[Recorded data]
Start of Block
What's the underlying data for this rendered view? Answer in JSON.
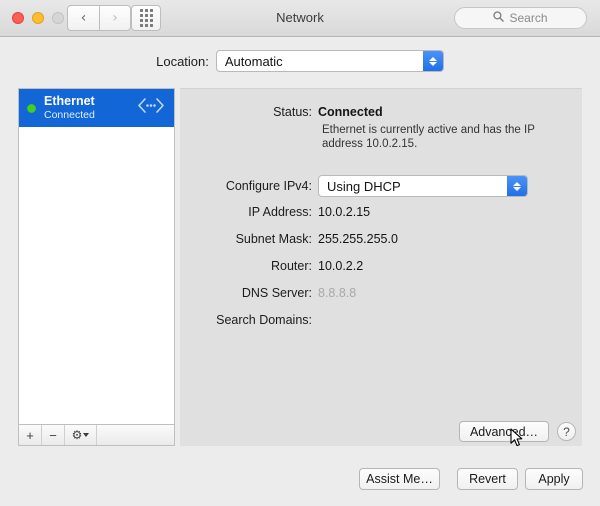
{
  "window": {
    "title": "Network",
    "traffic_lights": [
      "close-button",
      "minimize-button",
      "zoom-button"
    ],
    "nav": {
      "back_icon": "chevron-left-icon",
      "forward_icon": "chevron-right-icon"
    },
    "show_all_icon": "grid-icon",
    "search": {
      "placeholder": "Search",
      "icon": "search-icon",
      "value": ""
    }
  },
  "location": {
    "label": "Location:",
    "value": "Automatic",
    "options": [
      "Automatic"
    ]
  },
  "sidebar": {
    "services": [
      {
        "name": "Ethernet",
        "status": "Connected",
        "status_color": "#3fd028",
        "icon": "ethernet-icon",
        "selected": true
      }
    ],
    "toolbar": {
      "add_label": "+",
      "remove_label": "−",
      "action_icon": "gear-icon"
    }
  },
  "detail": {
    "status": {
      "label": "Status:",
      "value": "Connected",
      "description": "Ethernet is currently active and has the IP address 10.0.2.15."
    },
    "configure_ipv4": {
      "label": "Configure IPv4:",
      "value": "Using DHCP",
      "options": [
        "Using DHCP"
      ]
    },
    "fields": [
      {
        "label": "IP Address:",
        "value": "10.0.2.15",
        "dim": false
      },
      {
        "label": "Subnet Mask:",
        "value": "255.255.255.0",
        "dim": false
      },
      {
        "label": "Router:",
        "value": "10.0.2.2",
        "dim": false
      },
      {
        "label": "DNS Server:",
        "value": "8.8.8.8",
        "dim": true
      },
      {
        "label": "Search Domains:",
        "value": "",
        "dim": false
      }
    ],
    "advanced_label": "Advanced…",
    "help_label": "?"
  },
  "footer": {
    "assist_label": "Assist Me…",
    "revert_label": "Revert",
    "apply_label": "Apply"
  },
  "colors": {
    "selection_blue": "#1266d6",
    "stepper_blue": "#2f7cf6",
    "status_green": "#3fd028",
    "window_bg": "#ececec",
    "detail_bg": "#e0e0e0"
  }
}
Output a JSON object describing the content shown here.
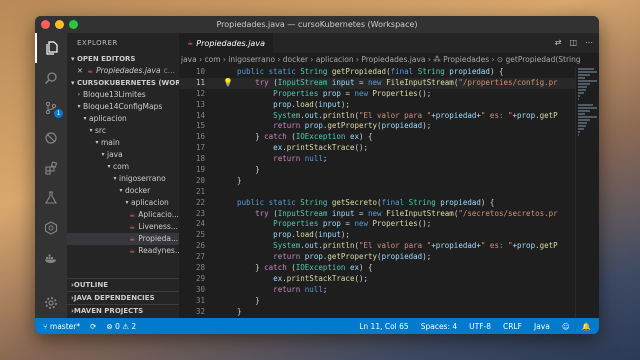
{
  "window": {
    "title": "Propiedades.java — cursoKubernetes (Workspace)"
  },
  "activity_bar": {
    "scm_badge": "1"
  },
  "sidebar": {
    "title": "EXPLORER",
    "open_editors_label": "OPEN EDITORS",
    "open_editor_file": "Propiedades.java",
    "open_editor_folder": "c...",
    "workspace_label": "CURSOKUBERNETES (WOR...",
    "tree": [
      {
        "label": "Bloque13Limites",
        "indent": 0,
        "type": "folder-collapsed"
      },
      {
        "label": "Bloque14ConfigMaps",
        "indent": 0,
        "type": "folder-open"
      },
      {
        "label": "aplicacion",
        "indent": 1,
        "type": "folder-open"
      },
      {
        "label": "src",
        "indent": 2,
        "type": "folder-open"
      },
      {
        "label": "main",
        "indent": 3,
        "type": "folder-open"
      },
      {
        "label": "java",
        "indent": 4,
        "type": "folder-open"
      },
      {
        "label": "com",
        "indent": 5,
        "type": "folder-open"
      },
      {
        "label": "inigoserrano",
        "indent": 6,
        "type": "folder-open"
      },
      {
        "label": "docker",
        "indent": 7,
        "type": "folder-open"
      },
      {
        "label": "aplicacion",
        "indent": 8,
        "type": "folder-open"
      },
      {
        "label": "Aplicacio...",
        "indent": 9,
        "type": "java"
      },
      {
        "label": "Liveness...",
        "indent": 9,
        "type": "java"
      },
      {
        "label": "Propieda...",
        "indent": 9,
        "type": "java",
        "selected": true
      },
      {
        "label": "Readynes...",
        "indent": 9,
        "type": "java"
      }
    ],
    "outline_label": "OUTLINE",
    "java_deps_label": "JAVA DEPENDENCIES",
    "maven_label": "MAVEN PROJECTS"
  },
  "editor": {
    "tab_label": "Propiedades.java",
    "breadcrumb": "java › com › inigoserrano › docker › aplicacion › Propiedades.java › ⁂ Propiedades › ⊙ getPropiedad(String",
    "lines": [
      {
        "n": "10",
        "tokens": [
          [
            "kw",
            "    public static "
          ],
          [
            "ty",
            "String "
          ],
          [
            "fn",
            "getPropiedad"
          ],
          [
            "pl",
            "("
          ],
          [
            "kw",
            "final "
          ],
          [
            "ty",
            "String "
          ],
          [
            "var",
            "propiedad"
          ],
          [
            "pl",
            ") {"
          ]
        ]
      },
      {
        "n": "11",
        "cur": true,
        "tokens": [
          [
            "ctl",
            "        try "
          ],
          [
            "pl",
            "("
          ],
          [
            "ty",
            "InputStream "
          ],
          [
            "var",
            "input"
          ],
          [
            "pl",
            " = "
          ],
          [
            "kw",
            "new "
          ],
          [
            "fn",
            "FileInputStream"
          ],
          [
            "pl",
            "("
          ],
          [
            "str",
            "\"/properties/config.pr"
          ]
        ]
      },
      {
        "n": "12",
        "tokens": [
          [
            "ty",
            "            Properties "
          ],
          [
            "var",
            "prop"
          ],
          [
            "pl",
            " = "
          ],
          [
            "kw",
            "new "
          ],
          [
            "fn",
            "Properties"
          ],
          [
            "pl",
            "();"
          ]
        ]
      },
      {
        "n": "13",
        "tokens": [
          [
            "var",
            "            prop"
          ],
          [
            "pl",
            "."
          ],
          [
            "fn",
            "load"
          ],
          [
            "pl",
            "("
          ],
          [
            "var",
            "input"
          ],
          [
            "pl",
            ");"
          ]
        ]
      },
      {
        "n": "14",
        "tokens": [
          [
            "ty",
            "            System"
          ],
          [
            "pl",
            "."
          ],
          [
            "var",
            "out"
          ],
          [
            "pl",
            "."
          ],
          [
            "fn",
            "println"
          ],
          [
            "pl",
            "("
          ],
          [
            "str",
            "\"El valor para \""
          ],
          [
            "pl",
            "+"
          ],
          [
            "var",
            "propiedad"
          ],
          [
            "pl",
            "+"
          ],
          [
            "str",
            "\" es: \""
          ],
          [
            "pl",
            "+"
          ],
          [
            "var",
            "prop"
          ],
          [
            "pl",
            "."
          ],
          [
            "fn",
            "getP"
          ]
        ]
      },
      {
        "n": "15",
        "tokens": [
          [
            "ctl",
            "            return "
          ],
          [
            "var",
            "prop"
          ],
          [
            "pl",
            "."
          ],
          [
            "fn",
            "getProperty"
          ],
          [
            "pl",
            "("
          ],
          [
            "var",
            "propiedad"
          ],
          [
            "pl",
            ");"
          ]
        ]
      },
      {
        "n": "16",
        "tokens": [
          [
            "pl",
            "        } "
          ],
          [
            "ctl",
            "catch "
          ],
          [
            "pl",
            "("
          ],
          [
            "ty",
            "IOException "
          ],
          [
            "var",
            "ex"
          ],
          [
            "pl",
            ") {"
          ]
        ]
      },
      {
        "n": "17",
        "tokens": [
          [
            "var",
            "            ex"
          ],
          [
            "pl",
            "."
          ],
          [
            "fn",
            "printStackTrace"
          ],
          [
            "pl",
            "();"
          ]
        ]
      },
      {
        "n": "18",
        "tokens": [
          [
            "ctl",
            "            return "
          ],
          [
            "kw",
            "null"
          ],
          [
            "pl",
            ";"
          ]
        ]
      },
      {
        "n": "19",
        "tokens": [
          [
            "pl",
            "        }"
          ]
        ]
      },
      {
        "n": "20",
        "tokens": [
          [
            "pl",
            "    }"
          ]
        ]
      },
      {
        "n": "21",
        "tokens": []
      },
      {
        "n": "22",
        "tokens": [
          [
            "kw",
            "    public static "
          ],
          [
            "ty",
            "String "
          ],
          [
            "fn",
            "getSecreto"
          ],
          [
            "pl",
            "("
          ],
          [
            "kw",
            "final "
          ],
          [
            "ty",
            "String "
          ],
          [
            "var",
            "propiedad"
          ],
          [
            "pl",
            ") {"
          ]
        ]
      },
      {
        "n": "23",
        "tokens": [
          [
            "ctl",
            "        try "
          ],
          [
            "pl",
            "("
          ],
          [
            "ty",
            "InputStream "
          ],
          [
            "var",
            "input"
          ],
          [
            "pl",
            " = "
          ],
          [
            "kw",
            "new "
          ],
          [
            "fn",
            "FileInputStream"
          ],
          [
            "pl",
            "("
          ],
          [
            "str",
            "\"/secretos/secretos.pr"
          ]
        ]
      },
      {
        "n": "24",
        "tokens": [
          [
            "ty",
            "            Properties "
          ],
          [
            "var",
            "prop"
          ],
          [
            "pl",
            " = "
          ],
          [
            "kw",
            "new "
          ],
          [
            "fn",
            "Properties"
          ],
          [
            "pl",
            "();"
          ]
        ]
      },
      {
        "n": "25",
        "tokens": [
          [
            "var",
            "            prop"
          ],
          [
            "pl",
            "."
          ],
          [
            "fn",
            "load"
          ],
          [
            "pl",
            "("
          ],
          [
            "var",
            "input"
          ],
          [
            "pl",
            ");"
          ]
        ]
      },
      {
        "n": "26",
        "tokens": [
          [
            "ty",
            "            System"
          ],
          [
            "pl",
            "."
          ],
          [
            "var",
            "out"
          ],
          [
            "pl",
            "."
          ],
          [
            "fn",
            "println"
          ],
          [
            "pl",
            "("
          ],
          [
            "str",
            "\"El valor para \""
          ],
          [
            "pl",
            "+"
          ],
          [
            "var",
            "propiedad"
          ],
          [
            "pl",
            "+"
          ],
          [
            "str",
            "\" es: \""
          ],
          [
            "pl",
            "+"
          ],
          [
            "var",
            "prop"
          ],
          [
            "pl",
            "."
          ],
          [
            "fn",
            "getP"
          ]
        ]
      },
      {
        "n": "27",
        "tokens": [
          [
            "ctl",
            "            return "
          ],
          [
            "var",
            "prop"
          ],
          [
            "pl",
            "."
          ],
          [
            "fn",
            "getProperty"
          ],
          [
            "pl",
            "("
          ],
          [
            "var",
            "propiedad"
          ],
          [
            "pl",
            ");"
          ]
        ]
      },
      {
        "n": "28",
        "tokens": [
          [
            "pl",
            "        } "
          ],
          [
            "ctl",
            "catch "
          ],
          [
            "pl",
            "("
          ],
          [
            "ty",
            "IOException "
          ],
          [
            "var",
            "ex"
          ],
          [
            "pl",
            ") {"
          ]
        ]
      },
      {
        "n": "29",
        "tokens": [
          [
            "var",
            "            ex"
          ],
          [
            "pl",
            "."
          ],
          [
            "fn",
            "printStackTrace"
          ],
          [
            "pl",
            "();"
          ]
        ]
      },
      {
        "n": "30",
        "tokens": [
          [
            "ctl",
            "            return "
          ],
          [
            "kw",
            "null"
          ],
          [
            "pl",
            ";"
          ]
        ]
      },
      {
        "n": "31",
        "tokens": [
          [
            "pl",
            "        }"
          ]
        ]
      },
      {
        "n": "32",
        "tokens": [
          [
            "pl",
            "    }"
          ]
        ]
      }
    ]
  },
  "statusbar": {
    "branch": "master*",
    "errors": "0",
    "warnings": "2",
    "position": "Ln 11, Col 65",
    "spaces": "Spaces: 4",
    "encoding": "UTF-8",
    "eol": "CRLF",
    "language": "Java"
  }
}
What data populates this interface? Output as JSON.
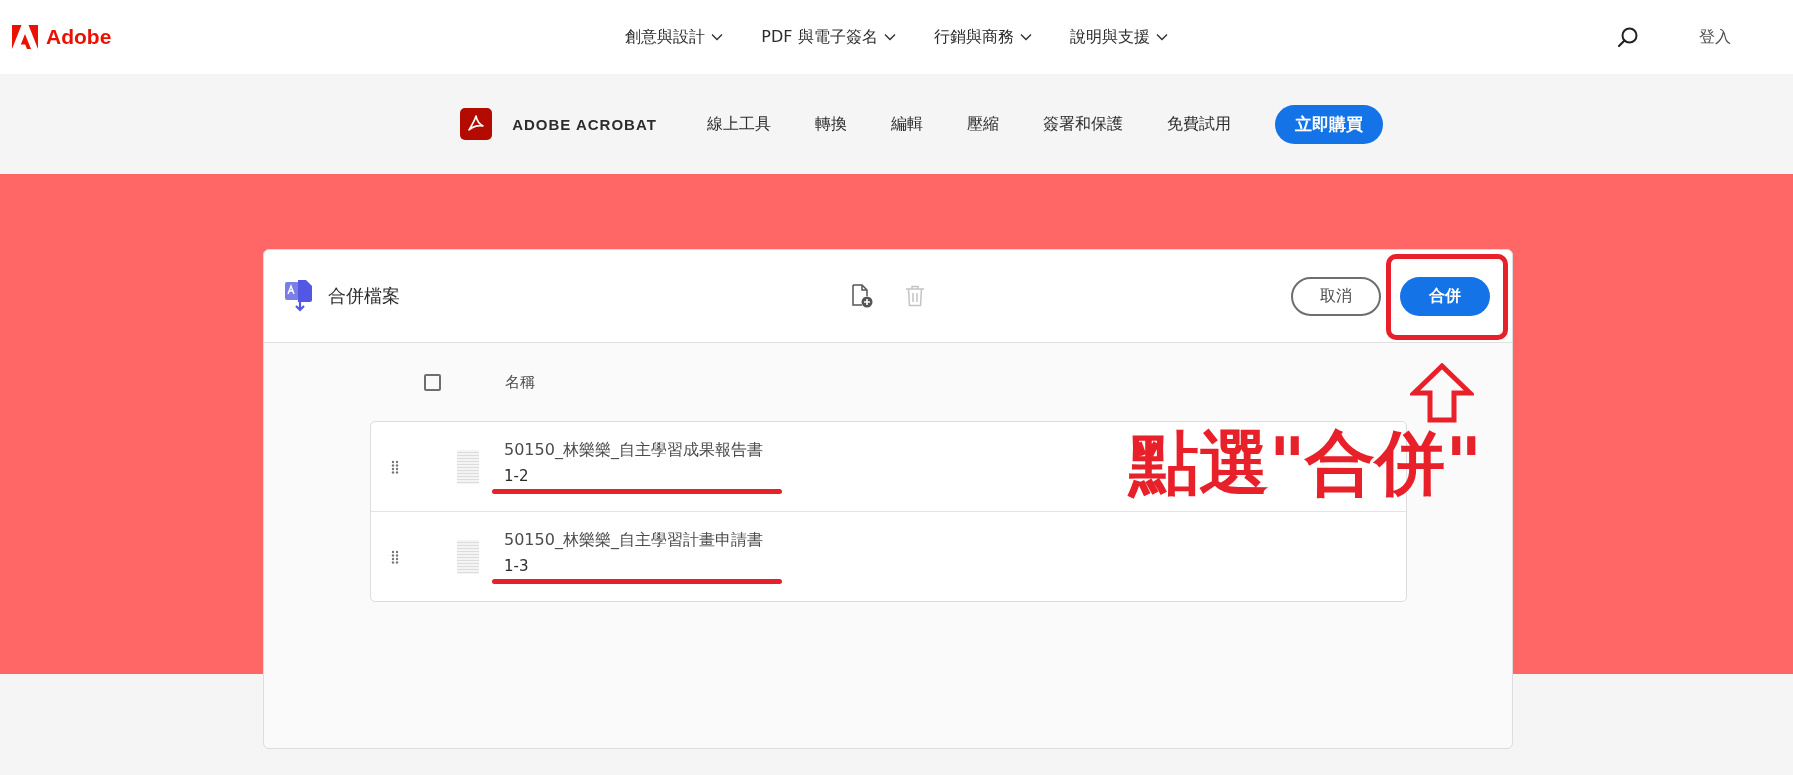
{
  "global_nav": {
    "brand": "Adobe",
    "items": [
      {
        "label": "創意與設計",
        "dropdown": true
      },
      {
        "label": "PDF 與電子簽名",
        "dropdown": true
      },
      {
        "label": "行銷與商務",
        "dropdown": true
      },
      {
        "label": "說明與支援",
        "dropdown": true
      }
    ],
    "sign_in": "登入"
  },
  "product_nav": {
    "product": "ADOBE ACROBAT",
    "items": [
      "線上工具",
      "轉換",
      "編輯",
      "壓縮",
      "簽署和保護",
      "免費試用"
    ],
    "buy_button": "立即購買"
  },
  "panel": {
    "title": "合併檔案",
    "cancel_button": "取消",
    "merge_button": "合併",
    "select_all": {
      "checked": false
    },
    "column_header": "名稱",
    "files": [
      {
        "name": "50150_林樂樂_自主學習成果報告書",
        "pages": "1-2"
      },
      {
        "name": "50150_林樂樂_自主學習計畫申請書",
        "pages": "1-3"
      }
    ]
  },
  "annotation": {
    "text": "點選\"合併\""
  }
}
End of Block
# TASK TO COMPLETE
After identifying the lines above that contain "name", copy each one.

# REPLY TO THE EXERCISE
        "name": "Ethernet",
        "name": "50150_林樂樂_自主學習成果報告書",
        "name": "50150_林樂樂_自主學習計畫申請書",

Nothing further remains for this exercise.